EIT: Rauhanomaisiin kokoontumisiin on suhtauduttava jossain määrin sallivasti6.10.2020 | Oikeusuutiset
Rights breach of protestor left permanently injured after police intervened to disperse spontaneous gathering
In today’s Chamber judgment in the case of Laguna Guzman v. Spain (application no. 41462/17) the European Court of Human Rights held, unanimously, that there had been:
- a violation of Article 11 (freedom of assembly and association) of the European Convention on Human Rights.
The case concerned the applicant’s complaint that she had been left permanently injured after the police forcefully dispersed a spontaneous gathering that had taken place after an official demonstration. The Court found in particular that the spontaneous protest had been peaceful up until its dispersal and that the applicant herself had not been arrested or prosecuted for any violent actions. The use of force deployed by the police had not therefore been justified and had amounted to a disproportionate interference with the applicant’s rights.
The Court reiterated that while rules governing public assemblies, such as prior notification, were essential for the smooth conduct of public events, their enforcement could not become an end in itself. In particular, the public authorities had to show a certain degree of tolerance towards spontaneous demonstrations which remained peaceful.
The applicant, Montserrat Laguna Guzman, is a Spanish national who was born in 1967 and lives in Santovenia de Pisuerga (Spain). On 2 February 2014, the applicant took part in a demonstration in Valladolid against budgetary cutsand high unemployment rates. The authorities had been notified in advance of the demonstration as required by Spanish legislation and the necessary measures had been requested by the organisers to regulate road traffic.However, after the demonstration officially ended, a group of 50 to 60 protesters continued marching. They stopped at a square in front of a restaurant where some politicians were havinglunch, and displayed a placard reading “stop the criminalisation of social protest”.Ms Guzman, who was holding the placard, was injured when the police intervened to disperse theprotest.

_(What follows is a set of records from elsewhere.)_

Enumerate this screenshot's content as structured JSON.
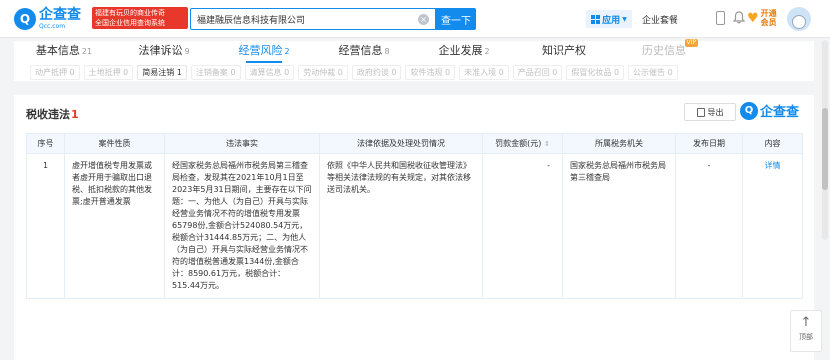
{
  "header": {
    "logo_mark": "Q",
    "logo_name": "企查查",
    "logo_domain": "Qcc.com",
    "promo_line1": "福建有玩贝的商业传奇",
    "promo_line2": "全国企业信用查询系统",
    "search_value": "福建融辰信息科技有限公司",
    "search_button": "查一下",
    "app_label": "应用",
    "package_label": "企业套餐",
    "vip_line1": "开通",
    "vip_line2": "会员"
  },
  "tabs": [
    {
      "label": "基本信息",
      "count": "21"
    },
    {
      "label": "法律诉讼",
      "count": "9"
    },
    {
      "label": "经营风险",
      "count": "2"
    },
    {
      "label": "经营信息",
      "count": "8"
    },
    {
      "label": "企业发展",
      "count": "2"
    },
    {
      "label": "知识产权",
      "count": ""
    },
    {
      "label": "历史信息",
      "count": "",
      "badge": "VIP"
    }
  ],
  "subtabs": [
    "动产抵押 0",
    "土地抵押 0",
    "简易注销 1",
    "注销备案 0",
    "清算信息 0",
    "劳动仲裁 0",
    "政府约谈 0",
    "软件违规 0",
    "未准入境 0",
    "产品召回 0",
    "假冒化妆品 0",
    "公示催告 0"
  ],
  "section": {
    "title": "税收违法",
    "count": "1",
    "export_label": "导出",
    "brand_mark": "Q",
    "brand_name": "企查查"
  },
  "table": {
    "headers": [
      "序号",
      "案件性质",
      "违法事实",
      "法律依据及处理处罚情况",
      "罚款金额(元)",
      "所属税务机关",
      "发布日期",
      "内容"
    ],
    "sort_icon": "⇕",
    "rows": [
      {
        "index": "1",
        "nature": "虚开增值税专用发票或者虚开用于骗取出口退税、抵扣税款的其他发票;虚开普通发票",
        "facts": "经国家税务总局福州市税务局第三稽查局检查，发现其在2021年10月1日至2023年5月31日期间，主要存在以下问题：一、为他人（为自己）开具与实际经营业务情况不符的增值税专用发票65798份,金额合计524080.54万元，税额合计31444.85万元；二、为他人（为自己）开具与实际经营业务情况不符的增值税普通发票1344份,金额合计：8590.61万元，税额合计：515.44万元。",
        "basis": "依照《中华人民共和国税收征收管理法》等相关法律法规的有关规定，对其依法移送司法机关。",
        "amount": "-",
        "authority": "国家税务总局福州市税务局第三稽查局",
        "date": "-",
        "detail": "详情"
      }
    ]
  },
  "to_top_label": "顶部",
  "to_top_arrow": "↑"
}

She was struck with a truncheon, and taken to hospital to be treated for injuries to her mouth, hand and head. In 2016, the Institute of Legal Medicine of Valladolid concluded that she was “permanently incapacitated” as a consequence of her injuries.The courts subsequently dismissed criminal proceedings brought against the policemen for causing bodily harm, finding that they had had to use force in the face of a situation of violence and disorder.The applicant’s amparoappeal against this decision was declared inadmissible by the Constitutional Court in 2017. Criminal proceedings were also brought against three of the protesters, but they were acquitted in 2018. The judge ruling on the case concluded that the protesters had been violently repressed without any prior warning, despite the fact that they had not blocked traffic or provoked the confrontation with the police.
The 2018 criminal judgment was taken into account by the Audiencia National in 2019 when ruling on Ms Guzman’s claim for compensation against the Ministry of the Interior for her injuries. She was awarded 10,000 euros. No criminal proceedings were ever initiated against Ms Guzman. Complaints, procedure and composition of the Court.
Relying on Article 11 (freedom of assembly and association), the applicant alleged that the police’s use of force against her and other protesters had been grossly disproportionate.
Nor had it been shown that the demonstration had posed a high level of disruption to public order. The authorities had not therefore provided relevant and sufficient reasons justifying the dispersal of the demonstration.